Data records for software interfaces:
==================================================
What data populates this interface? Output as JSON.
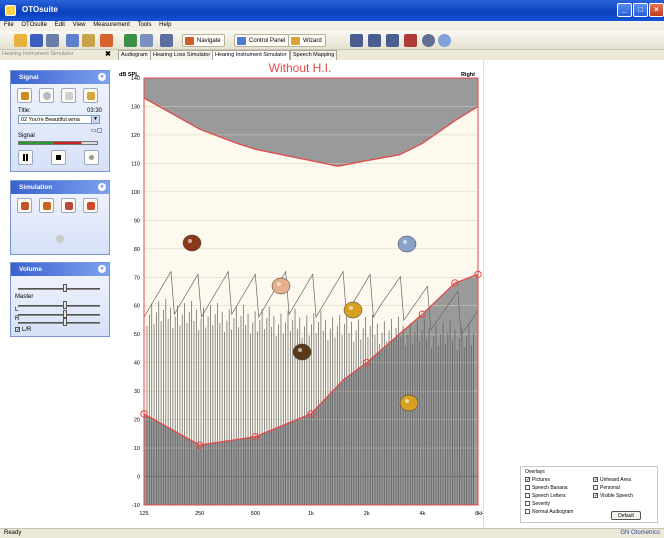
{
  "window": {
    "title": "OTOsuite"
  },
  "menu": [
    "File",
    "OTOsuite",
    "Edit",
    "View",
    "Measurement",
    "Tools",
    "Help"
  ],
  "toolbar": {
    "navigate": "Navigate",
    "control_panel": "Control Panel",
    "wizard": "Wizard"
  },
  "panel_title": "Hearing Instrument Simulator",
  "tabs": [
    "Audiogram",
    "Hearing Loss Simulator",
    "Hearing Instrument Simulator",
    "Speech Mapping"
  ],
  "signal": {
    "header": "Signal",
    "title_label": "Title:",
    "time": "03:30",
    "track": "02 You're Beautiful.wma",
    "signal_label": "Signal"
  },
  "simulation": {
    "header": "Simulation"
  },
  "volume": {
    "header": "Volume",
    "master": "Master",
    "left": "L",
    "right": "R",
    "lr": "L/R"
  },
  "chart": {
    "heading": "Without H.I.",
    "ylabel": "dB SPL",
    "side": "Right",
    "hz": "Hz"
  },
  "overlays": {
    "title": "Overlays",
    "items": [
      {
        "label": "Pictures",
        "checked": true
      },
      {
        "label": "Unheard Area",
        "checked": true
      },
      {
        "label": "Speech Banana",
        "checked": false
      },
      {
        "label": "Personal",
        "checked": false
      },
      {
        "label": "Speech Letters",
        "checked": false
      },
      {
        "label": "Visible Speech",
        "checked": true
      },
      {
        "label": "Severity",
        "checked": false
      },
      {
        "label": "Normal Audiogram",
        "checked": false
      }
    ],
    "default": "Default"
  },
  "status": {
    "left": "Ready",
    "right": "GN Otometrics"
  },
  "colors": {
    "accent": "#2a5fd6",
    "threshold": "#e04a4a",
    "unheard": "#9a9a9a"
  },
  "chart_data": {
    "type": "line",
    "title": "Without H.I.",
    "ylabel": "dB SPL",
    "ylim": [
      -10,
      140
    ],
    "yticks": [
      -10,
      0,
      10,
      20,
      30,
      40,
      50,
      60,
      70,
      80,
      90,
      100,
      110,
      120,
      130,
      140
    ],
    "x_freqs": [
      125,
      250,
      500,
      1000,
      2000,
      4000,
      8000
    ],
    "x_labels": [
      "125",
      "250",
      "500",
      "1k",
      "2k",
      "4k",
      "8k"
    ],
    "series": [
      {
        "role": "hearing-threshold",
        "points": [
          [
            125,
            22
          ],
          [
            250,
            11
          ],
          [
            500,
            14
          ],
          [
            1000,
            22
          ],
          [
            1500,
            34
          ],
          [
            2000,
            40
          ],
          [
            3000,
            50
          ],
          [
            4000,
            57
          ],
          [
            6000,
            68
          ],
          [
            8000,
            71
          ]
        ]
      },
      {
        "role": "uncomfortable-level",
        "points": [
          [
            125,
            133
          ],
          [
            250,
            122
          ],
          [
            400,
            117
          ],
          [
            500,
            115
          ],
          [
            700,
            113
          ],
          [
            1000,
            111
          ],
          [
            1400,
            109
          ],
          [
            2000,
            111
          ],
          [
            3000,
            113
          ],
          [
            4000,
            117
          ],
          [
            6000,
            125
          ],
          [
            8000,
            130
          ]
        ]
      }
    ],
    "grid": true
  }
}
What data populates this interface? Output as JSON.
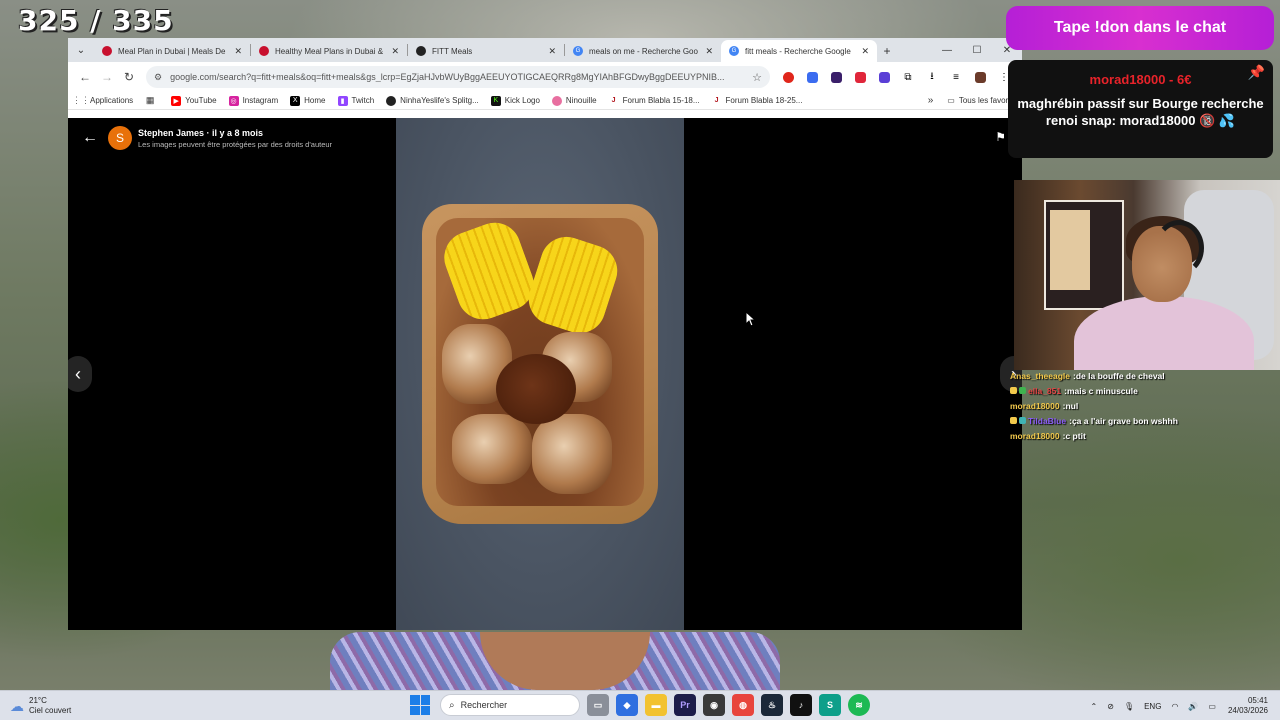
{
  "stream": {
    "counter": "325 / 335",
    "don_banner": "Tape !don dans le chat",
    "donation": {
      "user_amount": "morad18000 - 6€",
      "message": "maghrébin passif sur Bourge recherche renoi snap: morad18000 🔞 💦"
    },
    "chat": [
      {
        "user": "Anas_theeagle",
        "text": "de la bouffe de cheval",
        "user_color": "#f2c94c"
      },
      {
        "user": "ella_851",
        "text": "mais c minuscule",
        "user_color": "#e64545"
      },
      {
        "user": "morad18000",
        "text": "nul",
        "user_color": "#f2c94c"
      },
      {
        "user": "TildaBlue",
        "text": "ça a l'air grave bon wshhh",
        "user_color": "#8a5cf6"
      },
      {
        "user": "morad18000",
        "text": "c ptit",
        "user_color": "#f2c94c"
      }
    ]
  },
  "browser": {
    "tabs": [
      {
        "title": "Meal Plan in Dubai | Meals De",
        "icon_color": "#c8102e",
        "active": false
      },
      {
        "title": "Healthy Meal Plans in Dubai &",
        "icon_color": "#c8102e",
        "active": false
      },
      {
        "title": "FITT Meals",
        "icon_color": "#222222",
        "active": false
      },
      {
        "title": "meals on me - Recherche Goo",
        "icon_color": "#4285f4",
        "active": false
      },
      {
        "title": "fitt meals - Recherche Google",
        "icon_color": "#4285f4",
        "active": true
      }
    ],
    "url": "google.com/search?q=fitt+meals&oq=fitt+meals&gs_lcrp=EgZjaHJvbWUyBggAEEUYOTIGCAEQRRg8MgYIAhBFGDwyBggDEEUYPNIB...",
    "bookmarks": [
      {
        "label": "Applications",
        "icon": "apps-icon",
        "color": "#666666"
      },
      {
        "label": "",
        "icon": "grid-icon",
        "color": "#333333"
      },
      {
        "label": "YouTube",
        "icon": "youtube-icon",
        "color": "#ff0000"
      },
      {
        "label": "Instagram",
        "icon": "instagram-icon",
        "color": "#d6249f"
      },
      {
        "label": "Home",
        "icon": "x-icon",
        "color": "#000000"
      },
      {
        "label": "Twitch",
        "icon": "twitch-icon",
        "color": "#9146ff"
      },
      {
        "label": "NinhaYeslife's Splitg...",
        "icon": "circle-icon",
        "color": "#222222"
      },
      {
        "label": "Kick Logo",
        "icon": "kick-icon",
        "color": "#53fc18"
      },
      {
        "label": "Ninouille",
        "icon": "circle-icon",
        "color": "#e86fa0"
      },
      {
        "label": "Forum Blabla 15-18...",
        "icon": "jv-icon",
        "color": "#b3161e"
      },
      {
        "label": "Forum Blabla 18-25...",
        "icon": "jv-icon",
        "color": "#b3161e"
      }
    ],
    "bookmarks_more": "»",
    "bookmarks_folder": "Tous les favoris"
  },
  "viewer": {
    "author_initial": "S",
    "author": "Stephen James",
    "time": "il y a 8 mois",
    "notice": "Les images peuvent être protégées par des droits d'auteur"
  },
  "taskbar": {
    "temp": "21°C",
    "weather": "Ciel couvert",
    "search": "Rechercher",
    "lang": "ENG",
    "time": "05:41",
    "date": "24/03/2026"
  }
}
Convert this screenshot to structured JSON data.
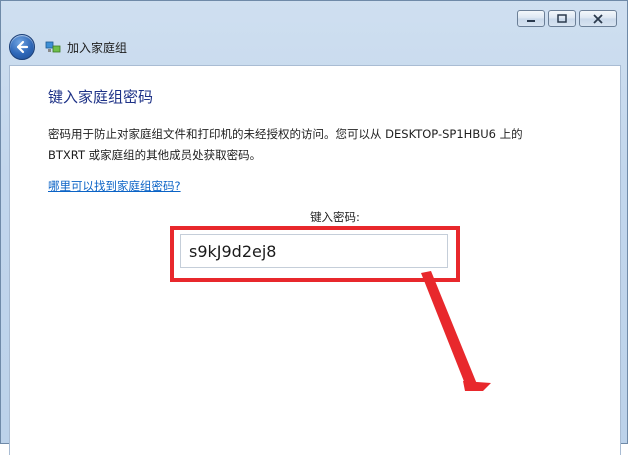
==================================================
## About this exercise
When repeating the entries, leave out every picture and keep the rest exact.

## Answer to this task
What data populates this interface? Output as JSON.
{
  "window": {
    "title": "OTOsuite"
  },
  "menu": [
    "File",
    "OTOsuite",
    "Edit",
    "View",
    "Measurement",
    "Tools",
    "Help"
  ],
  "toolbar": {
    "navigate": "Navigate",
    "control_panel": "Control Panel",
    "wizard": "Wizard"
  },
  "panel_title": "Hearing Instrument Simulator",
  "tabs": [
    "Audiogram",
    "Hearing Loss Simulator",
    "Hearing Instrument Simulator",
    "Speech Mapping"
  ],
  "signal": {
    "header": "Signal",
    "title_label": "Title:",
    "time": "03:30",
    "track": "02 You're Beautiful.wma",
    "signal_label": "Signal"
  },
  "simulation": {
    "header": "Simulation"
  },
  "volume": {
    "header": "Volume",
    "master": "Master",
    "left": "L",
    "right": "R",
    "lr": "L/R"
  },
  "chart": {
    "heading": "Without H.I.",
    "ylabel": "dB SPL",
    "side": "Right",
    "hz": "Hz"
  },
  "overlays": {
    "title": "Overlays",
    "items": [
      {
        "label": "Pictures",
        "checked": true
      },
      {
        "label": "Unheard Area",
        "checked": true
      },
      {
        "label": "Speech Banana",
        "checked": false
      },
      {
        "label": "Personal",
        "checked": false
      },
      {
        "label": "Speech Letters",
        "checked": false
      },
      {
        "label": "Visible Speech",
        "checked": true
      },
      {
        "label": "Severity",
        "checked": false
      },
      {
        "label": "Normal Audiogram",
        "checked": false
      }
    ],
    "default": "Default"
  },
  "status": {
    "left": "Ready",
    "right": "GN Otometrics"
  },
  "colors": {
    "accent": "#2a5fd6",
    "threshold": "#e04a4a",
    "unheard": "#9a9a9a"
  },
  "chart_data": {
    "type": "line",
    "title": "Without H.I.",
    "ylabel": "dB SPL",
    "ylim": [
      -10,
      140
    ],
    "yticks": [
      -10,
      0,
      10,
      20,
      30,
      40,
      50,
      60,
      70,
      80,
      90,
      100,
      110,
      120,
      130,
      140
    ],
    "x_freqs": [
      125,
      250,
      500,
      1000,
      2000,
      4000,
      8000
    ],
    "x_labels": [
      "125",
      "250",
      "500",
      "1k",
      "2k",
      "4k",
      "8k"
    ],
    "series": [
      {
        "role": "hearing-threshold",
        "points": [
          [
            125,
            22
          ],
          [
            250,
            11
          ],
          [
            500,
            14
          ],
          [
            1000,
            22
          ],
          [
            1500,
            34
          ],
          [
            2000,
            40
          ],
          [
            3000,
            50
          ],
          [
            4000,
            57
          ],
          [
            6000,
            68
          ],
          [
            8000,
            71
          ]
        ]
      },
      {
        "role": "uncomfortable-level",
        "points": [
          [
            125,
            133
          ],
          [
            250,
            122
          ],
          [
            400,
            117
          ],
          [
            500,
            115
          ],
          [
            700,
            113
          ],
          [
            1000,
            111
          ],
          [
            1400,
            109
          ],
          [
            2000,
            111
          ],
          [
            3000,
            113
          ],
          [
            4000,
            117
          ],
          [
            6000,
            125
          ],
          [
            8000,
            130
          ]
        ]
      }
    ],
    "grid": true
  }
}
What data populates this interface? Output as JSON.
{
  "stream": {
    "counter": "325 / 335",
    "don_banner": "Tape !don dans le chat",
    "donation": {
      "user_amount": "morad18000 - 6€",
      "message": "maghrébin passif sur Bourge recherche renoi snap: morad18000 🔞 💦"
    },
    "chat": [
      {
        "user": "Anas_theeagle",
        "text": "de la bouffe de cheval",
        "user_color": "#f2c94c"
      },
      {
        "user": "ella_851",
        "text": "mais c minuscule",
        "user_color": "#e64545"
      },
      {
        "user": "morad18000",
        "text": "nul",
        "user_color": "#f2c94c"
      },
      {
        "user": "TildaBlue",
        "text": "ça a l'air grave bon wshhh",
        "user_color": "#8a5cf6"
      },
      {
        "user": "morad18000",
        "text": "c ptit",
        "user_color": "#f2c94c"
      }
    ]
  },
  "browser": {
    "tabs": [
      {
        "title": "Meal Plan in Dubai | Meals De",
        "icon_color": "#c8102e",
        "active": false
      },
      {
        "title": "Healthy Meal Plans in Dubai &",
        "icon_color": "#c8102e",
        "active": false
      },
      {
        "title": "FITT Meals",
        "icon_color": "#222222",
        "active": false
      },
      {
        "title": "meals on me - Recherche Goo",
        "icon_color": "#4285f4",
        "active": false
      },
      {
        "title": "fitt meals - Recherche Google",
        "icon_color": "#4285f4",
        "active": true
      }
    ],
    "url": "google.com/search?q=fitt+meals&oq=fitt+meals&gs_lcrp=EgZjaHJvbWUyBggAEEUYOTIGCAEQRRg8MgYIAhBFGDwyBggDEEUYPNIB...",
    "bookmarks": [
      {
        "label": "Applications",
        "icon": "apps-icon",
        "color": "#666666"
      },
      {
        "label": "",
        "icon": "grid-icon",
        "color": "#333333"
      },
      {
        "label": "YouTube",
        "icon": "youtube-icon",
        "color": "#ff0000"
      },
      {
        "label": "Instagram",
        "icon": "instagram-icon",
        "color": "#d6249f"
      },
      {
        "label": "Home",
        "icon": "x-icon",
        "color": "#000000"
      },
      {
        "label": "Twitch",
        "icon": "twitch-icon",
        "color": "#9146ff"
      },
      {
        "label": "NinhaYeslife's Splitg...",
        "icon": "circle-icon",
        "color": "#222222"
      },
      {
        "label": "Kick Logo",
        "icon": "kick-icon",
        "color": "#53fc18"
      },
      {
        "label": "Ninouille",
        "icon": "circle-icon",
        "color": "#e86fa0"
      },
      {
        "label": "Forum Blabla 15-18...",
        "icon": "jv-icon",
        "color": "#b3161e"
      },
      {
        "label": "Forum Blabla 18-25...",
        "icon": "jv-icon",
        "color": "#b3161e"
      }
    ],
    "bookmarks_more": "»",
    "bookmarks_folder": "Tous les favoris"
  },
  "viewer": {
    "author_initial": "S",
    "author": "Stephen James",
    "time": "il y a 8 mois",
    "notice": "Les images peuvent être protégées par des droits d'auteur"
  },
  "taskbar": {
    "temp": "21°C",
    "weather": "Ciel couvert",
    "search": "Rechercher",
    "lang": "ENG",
    "time": "05:41",
    "date": "24/03/2026"
  }
}
Convert this screenshot to structured JSON data.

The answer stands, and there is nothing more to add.